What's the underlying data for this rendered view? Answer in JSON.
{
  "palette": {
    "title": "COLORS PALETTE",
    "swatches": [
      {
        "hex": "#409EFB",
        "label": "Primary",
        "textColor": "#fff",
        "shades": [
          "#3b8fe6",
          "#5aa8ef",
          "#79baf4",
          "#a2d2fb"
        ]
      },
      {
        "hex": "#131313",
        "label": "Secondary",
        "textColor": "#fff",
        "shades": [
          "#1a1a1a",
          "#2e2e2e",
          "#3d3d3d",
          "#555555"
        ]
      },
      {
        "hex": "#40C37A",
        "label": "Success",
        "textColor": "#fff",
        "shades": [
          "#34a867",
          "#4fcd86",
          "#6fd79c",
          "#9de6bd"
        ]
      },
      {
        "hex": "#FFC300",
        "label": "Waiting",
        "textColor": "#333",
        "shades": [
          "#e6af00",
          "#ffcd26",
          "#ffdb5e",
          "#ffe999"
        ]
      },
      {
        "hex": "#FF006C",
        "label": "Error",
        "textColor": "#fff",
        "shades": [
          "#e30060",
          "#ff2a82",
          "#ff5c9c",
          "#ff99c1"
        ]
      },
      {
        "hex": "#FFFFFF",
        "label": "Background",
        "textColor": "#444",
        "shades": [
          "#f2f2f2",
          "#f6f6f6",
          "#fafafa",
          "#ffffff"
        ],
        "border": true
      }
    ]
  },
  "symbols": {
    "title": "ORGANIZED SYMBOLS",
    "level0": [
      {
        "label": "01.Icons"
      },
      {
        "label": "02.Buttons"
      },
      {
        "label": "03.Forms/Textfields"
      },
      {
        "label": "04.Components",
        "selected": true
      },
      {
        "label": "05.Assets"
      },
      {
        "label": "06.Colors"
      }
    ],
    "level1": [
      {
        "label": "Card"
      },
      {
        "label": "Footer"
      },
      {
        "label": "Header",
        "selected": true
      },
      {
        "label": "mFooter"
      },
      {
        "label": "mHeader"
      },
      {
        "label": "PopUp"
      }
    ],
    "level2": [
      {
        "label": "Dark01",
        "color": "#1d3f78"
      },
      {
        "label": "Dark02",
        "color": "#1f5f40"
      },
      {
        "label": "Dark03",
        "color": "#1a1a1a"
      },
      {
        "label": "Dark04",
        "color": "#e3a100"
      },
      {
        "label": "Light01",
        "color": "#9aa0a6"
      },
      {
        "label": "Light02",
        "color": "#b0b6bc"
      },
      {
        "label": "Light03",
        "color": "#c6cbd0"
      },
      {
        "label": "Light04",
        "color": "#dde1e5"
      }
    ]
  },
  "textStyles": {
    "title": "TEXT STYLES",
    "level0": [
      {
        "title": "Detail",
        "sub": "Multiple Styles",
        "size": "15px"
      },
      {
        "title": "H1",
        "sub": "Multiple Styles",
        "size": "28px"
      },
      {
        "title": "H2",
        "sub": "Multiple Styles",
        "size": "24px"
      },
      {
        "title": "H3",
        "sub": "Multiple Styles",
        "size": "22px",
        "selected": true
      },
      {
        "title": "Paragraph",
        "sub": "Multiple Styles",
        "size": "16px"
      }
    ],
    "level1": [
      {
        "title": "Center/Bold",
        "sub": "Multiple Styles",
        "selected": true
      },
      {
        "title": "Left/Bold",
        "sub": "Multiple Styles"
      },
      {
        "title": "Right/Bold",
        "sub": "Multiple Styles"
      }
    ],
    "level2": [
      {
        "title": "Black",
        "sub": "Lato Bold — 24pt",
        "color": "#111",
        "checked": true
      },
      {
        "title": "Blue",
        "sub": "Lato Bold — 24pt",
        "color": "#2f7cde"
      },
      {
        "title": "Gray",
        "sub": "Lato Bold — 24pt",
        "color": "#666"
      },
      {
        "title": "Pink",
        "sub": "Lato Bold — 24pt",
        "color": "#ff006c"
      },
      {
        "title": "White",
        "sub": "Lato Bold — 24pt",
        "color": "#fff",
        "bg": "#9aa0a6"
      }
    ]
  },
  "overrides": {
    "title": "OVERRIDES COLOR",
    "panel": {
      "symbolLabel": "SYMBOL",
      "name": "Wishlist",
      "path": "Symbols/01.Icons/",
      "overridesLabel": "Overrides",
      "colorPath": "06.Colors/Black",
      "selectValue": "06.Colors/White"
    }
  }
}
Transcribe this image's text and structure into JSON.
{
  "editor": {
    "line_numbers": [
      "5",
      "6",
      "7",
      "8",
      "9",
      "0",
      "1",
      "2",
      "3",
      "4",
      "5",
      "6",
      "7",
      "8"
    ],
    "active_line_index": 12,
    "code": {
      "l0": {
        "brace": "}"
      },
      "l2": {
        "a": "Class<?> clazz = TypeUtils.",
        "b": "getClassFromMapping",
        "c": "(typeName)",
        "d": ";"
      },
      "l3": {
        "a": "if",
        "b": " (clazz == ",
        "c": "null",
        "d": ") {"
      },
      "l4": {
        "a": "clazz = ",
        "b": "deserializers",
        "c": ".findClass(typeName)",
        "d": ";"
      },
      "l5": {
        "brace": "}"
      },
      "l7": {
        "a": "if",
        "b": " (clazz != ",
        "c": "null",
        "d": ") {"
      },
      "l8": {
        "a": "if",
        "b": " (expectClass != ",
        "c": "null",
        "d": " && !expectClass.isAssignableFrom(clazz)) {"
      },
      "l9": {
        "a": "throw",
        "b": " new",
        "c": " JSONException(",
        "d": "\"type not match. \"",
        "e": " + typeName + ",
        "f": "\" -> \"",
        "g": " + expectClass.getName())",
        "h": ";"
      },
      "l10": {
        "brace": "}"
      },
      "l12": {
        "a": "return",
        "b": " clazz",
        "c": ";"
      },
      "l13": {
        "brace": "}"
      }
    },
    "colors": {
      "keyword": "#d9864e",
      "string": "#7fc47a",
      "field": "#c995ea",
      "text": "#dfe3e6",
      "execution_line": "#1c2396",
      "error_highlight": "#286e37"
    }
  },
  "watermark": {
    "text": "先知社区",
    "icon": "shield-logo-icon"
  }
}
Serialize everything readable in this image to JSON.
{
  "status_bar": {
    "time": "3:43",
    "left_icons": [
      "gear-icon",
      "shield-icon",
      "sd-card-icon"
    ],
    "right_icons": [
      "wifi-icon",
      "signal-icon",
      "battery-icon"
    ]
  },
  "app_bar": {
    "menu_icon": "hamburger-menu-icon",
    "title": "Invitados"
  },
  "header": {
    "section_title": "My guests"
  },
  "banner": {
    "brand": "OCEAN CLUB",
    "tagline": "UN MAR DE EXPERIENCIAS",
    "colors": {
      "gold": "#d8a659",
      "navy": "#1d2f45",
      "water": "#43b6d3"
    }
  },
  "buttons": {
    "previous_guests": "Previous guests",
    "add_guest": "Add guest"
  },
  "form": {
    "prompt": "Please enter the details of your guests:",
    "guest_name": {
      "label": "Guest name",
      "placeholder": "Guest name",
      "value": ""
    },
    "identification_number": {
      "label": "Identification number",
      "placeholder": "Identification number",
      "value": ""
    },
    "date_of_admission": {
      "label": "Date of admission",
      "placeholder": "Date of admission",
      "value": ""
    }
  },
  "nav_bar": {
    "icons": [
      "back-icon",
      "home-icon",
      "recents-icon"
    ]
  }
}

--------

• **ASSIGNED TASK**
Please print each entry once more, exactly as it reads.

• **EXERCISE RESULT**
What's the underlying data for this rendered view? Answer in JSON.
{
  "palette": {
    "title": "COLORS PALETTE",
    "swatches": [
      {
        "hex": "#409EFB",
        "label": "Primary",
        "textColor": "#fff",
        "shades": [
          "#3b8fe6",
          "#5aa8ef",
          "#79baf4",
          "#a2d2fb"
        ]
      },
      {
        "hex": "#131313",
        "label": "Secondary",
        "textColor": "#fff",
        "shades": [
          "#1a1a1a",
          "#2e2e2e",
          "#3d3d3d",
          "#555555"
        ]
      },
      {
        "hex": "#40C37A",
        "label": "Success",
        "textColor": "#fff",
        "shades": [
          "#34a867",
          "#4fcd86",
          "#6fd79c",
          "#9de6bd"
        ]
      },
      {
        "hex": "#FFC300",
        "label": "Waiting",
        "textColor": "#333",
        "shades": [
          "#e6af00",
          "#ffcd26",
          "#ffdb5e",
          "#ffe999"
        ]
      },
      {
        "hex": "#FF006C",
        "label": "Error",
        "textColor": "#fff",
        "shades": [
          "#e30060",
          "#ff2a82",
          "#ff5c9c",
          "#ff99c1"
        ]
      },
      {
        "hex": "#FFFFFF",
        "label": "Background",
        "textColor": "#444",
        "shades": [
          "#f2f2f2",
          "#f6f6f6",
          "#fafafa",
          "#ffffff"
        ],
        "border": true
      }
    ]
  },
  "symbols": {
    "title": "ORGANIZED SYMBOLS",
    "level0": [
      {
        "label": "01.Icons"
      },
      {
        "label": "02.Buttons"
      },
      {
        "label": "03.Forms/Textfields"
      },
      {
        "label": "04.Components",
        "selected": true
      },
      {
        "label": "05.Assets"
      },
      {
        "label": "06.Colors"
      }
    ],
    "level1": [
      {
        "label": "Card"
      },
      {
        "label": "Footer"
      },
      {
        "label": "Header",
        "selected": true
      },
      {
        "label": "mFooter"
      },
      {
        "label": "mHeader"
      },
      {
        "label": "PopUp"
      }
    ],
    "level2": [
      {
        "label": "Dark01",
        "color": "#1d3f78"
      },
      {
        "label": "Dark02",
        "color": "#1f5f40"
      },
      {
        "label": "Dark03",
        "color": "#1a1a1a"
      },
      {
        "label": "Dark04",
        "color": "#e3a100"
      },
      {
        "label": "Light01",
        "color": "#9aa0a6"
      },
      {
        "label": "Light02",
        "color": "#b0b6bc"
      },
      {
        "label": "Light03",
        "color": "#c6cbd0"
      },
      {
        "label": "Light04",
        "color": "#dde1e5"
      }
    ]
  },
  "textStyles": {
    "title": "TEXT STYLES",
    "level0": [
      {
        "title": "Detail",
        "sub": "Multiple Styles",
        "size": "15px"
      },
      {
        "title": "H1",
        "sub": "Multiple Styles",
        "size": "28px"
      },
      {
        "title": "H2",
        "sub": "Multiple Styles",
        "size": "24px"
      },
      {
        "title": "H3",
        "sub": "Multiple Styles",
        "size": "22px",
        "selected": true
      },
      {
        "title": "Paragraph",
        "sub": "Multiple Styles",
        "size": "16px"
      }
    ],
    "level1": [
      {
        "title": "Center/Bold",
        "sub": "Multiple Styles",
        "selected": true
      },
      {
        "title": "Left/Bold",
        "sub": "Multiple Styles"
      },
      {
        "title": "Right/Bold",
        "sub": "Multiple Styles"
      }
    ],
    "level2": [
      {
        "title": "Black",
        "sub": "Lato Bold — 24pt",
        "color": "#111",
        "checked": true
      },
      {
        "title": "Blue",
        "sub": "Lato Bold — 24pt",
        "color": "#2f7cde"
      },
      {
        "title": "Gray",
        "sub": "Lato Bold — 24pt",
        "color": "#666"
      },
      {
        "title": "Pink",
        "sub": "Lato Bold — 24pt",
        "color": "#ff006c"
      },
      {
        "title": "White",
        "sub": "Lato Bold — 24pt",
        "color": "#fff",
        "bg": "#9aa0a6"
      }
    ]
  },
  "overrides": {
    "title": "OVERRIDES COLOR",
    "panel": {
      "symbolLabel": "SYMBOL",
      "name": "Wishlist",
      "path": "Symbols/01.Icons/",
      "overridesLabel": "Overrides",
      "colorPath": "06.Colors/Black",
      "selectValue": "06.Colors/White"
    }
  }
}
Transcribe this image's text and structure into JSON.
{
  "editor": {
    "line_numbers": [
      "5",
      "6",
      "7",
      "8",
      "9",
      "0",
      "1",
      "2",
      "3",
      "4",
      "5",
      "6",
      "7",
      "8"
    ],
    "active_line_index": 12,
    "code": {
      "l0": {
        "brace": "}"
      },
      "l2": {
        "a": "Class<?> clazz = TypeUtils.",
        "b": "getClassFromMapping",
        "c": "(typeName)",
        "d": ";"
      },
      "l3": {
        "a": "if",
        "b": " (clazz == ",
        "c": "null",
        "d": ") {"
      },
      "l4": {
        "a": "clazz = ",
        "b": "deserializers",
        "c": ".findClass(typeName)",
        "d": ";"
      },
      "l5": {
        "brace": "}"
      },
      "l7": {
        "a": "if",
        "b": " (clazz != ",
        "c": "null",
        "d": ") {"
      },
      "l8": {
        "a": "if",
        "b": " (expectClass != ",
        "c": "null",
        "d": " && !expectClass.isAssignableFrom(clazz)) {"
      },
      "l9": {
        "a": "throw",
        "b": " new",
        "c": " JSONException(",
        "d": "\"type not match. \"",
        "e": " + typeName + ",
        "f": "\" -> \"",
        "g": " + expectClass.getName())",
        "h": ";"
      },
      "l10": {
        "brace": "}"
      },
      "l12": {
        "a": "return",
        "b": " clazz",
        "c": ";"
      },
      "l13": {
        "brace": "}"
      }
    },
    "colors": {
      "keyword": "#d9864e",
      "string": "#7fc47a",
      "field": "#c995ea",
      "text": "#dfe3e6",
      "execution_line": "#1c2396",
      "error_highlight": "#286e37"
    }
  },
  "watermark": {
    "text": "先知社区",
    "icon": "shield-logo-icon"
  }
}
Serialize everything readable in this image to JSON.
{
  "status_bar": {
    "time": "3:43",
    "left_icons": [
      "gear-icon",
      "shield-icon",
      "sd-card-icon"
    ],
    "right_icons": [
      "wifi-icon",
      "signal-icon",
      "battery-icon"
    ]
  },
  "app_bar": {
    "menu_icon": "hamburger-menu-icon",
    "title": "Invitados"
  },
  "header": {
    "section_title": "My guests"
  },
  "banner": {
    "brand": "OCEAN CLUB",
    "tagline": "UN MAR DE EXPERIENCIAS",
    "colors": {
      "gold": "#d8a659",
      "navy": "#1d2f45",
      "water": "#43b6d3"
    }
  },
  "buttons": {
    "previous_guests": "Previous guests",
    "add_guest": "Add guest"
  },
  "form": {
    "prompt": "Please enter the details of your guests:",
    "guest_name": {
      "label": "Guest name",
      "placeholder": "Guest name",
      "value": ""
    },
    "identification_number": {
      "label": "Identification number",
      "placeholder": "Identification number",
      "value": ""
    },
    "date_of_admission": {
      "label": "Date of admission",
      "placeholder": "Date of admission",
      "value": ""
    }
  },
  "nav_bar": {
    "icons": [
      "back-icon",
      "home-icon",
      "recents-icon"
    ]
  }
}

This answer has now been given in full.